_INFORMATION SUPPLIED:_

++++++++++++++++++++

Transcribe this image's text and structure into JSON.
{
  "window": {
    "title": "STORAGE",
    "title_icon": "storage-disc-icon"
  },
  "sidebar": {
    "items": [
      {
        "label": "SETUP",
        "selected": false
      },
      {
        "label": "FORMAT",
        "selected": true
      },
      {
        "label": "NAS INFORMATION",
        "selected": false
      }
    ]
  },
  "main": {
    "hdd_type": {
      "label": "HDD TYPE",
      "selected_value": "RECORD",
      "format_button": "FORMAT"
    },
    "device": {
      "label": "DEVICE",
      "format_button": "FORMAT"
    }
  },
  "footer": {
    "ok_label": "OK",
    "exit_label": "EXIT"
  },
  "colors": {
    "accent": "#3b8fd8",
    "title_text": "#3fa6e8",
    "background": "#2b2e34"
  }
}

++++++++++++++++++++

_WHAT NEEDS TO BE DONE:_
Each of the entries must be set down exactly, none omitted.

_RESPONSE TO THE TASK:_
Transcribe this image's text and structure into JSON.
{
  "window": {
    "title": "STORAGE",
    "title_icon": "storage-disc-icon"
  },
  "sidebar": {
    "items": [
      {
        "label": "SETUP",
        "selected": false
      },
      {
        "label": "FORMAT",
        "selected": true
      },
      {
        "label": "NAS INFORMATION",
        "selected": false
      }
    ]
  },
  "main": {
    "hdd_type": {
      "label": "HDD TYPE",
      "selected_value": "RECORD",
      "format_button": "FORMAT"
    },
    "device": {
      "label": "DEVICE",
      "format_button": "FORMAT"
    }
  },
  "footer": {
    "ok_label": "OK",
    "exit_label": "EXIT"
  },
  "colors": {
    "accent": "#3b8fd8",
    "title_text": "#3fa6e8",
    "background": "#2b2e34"
  }
}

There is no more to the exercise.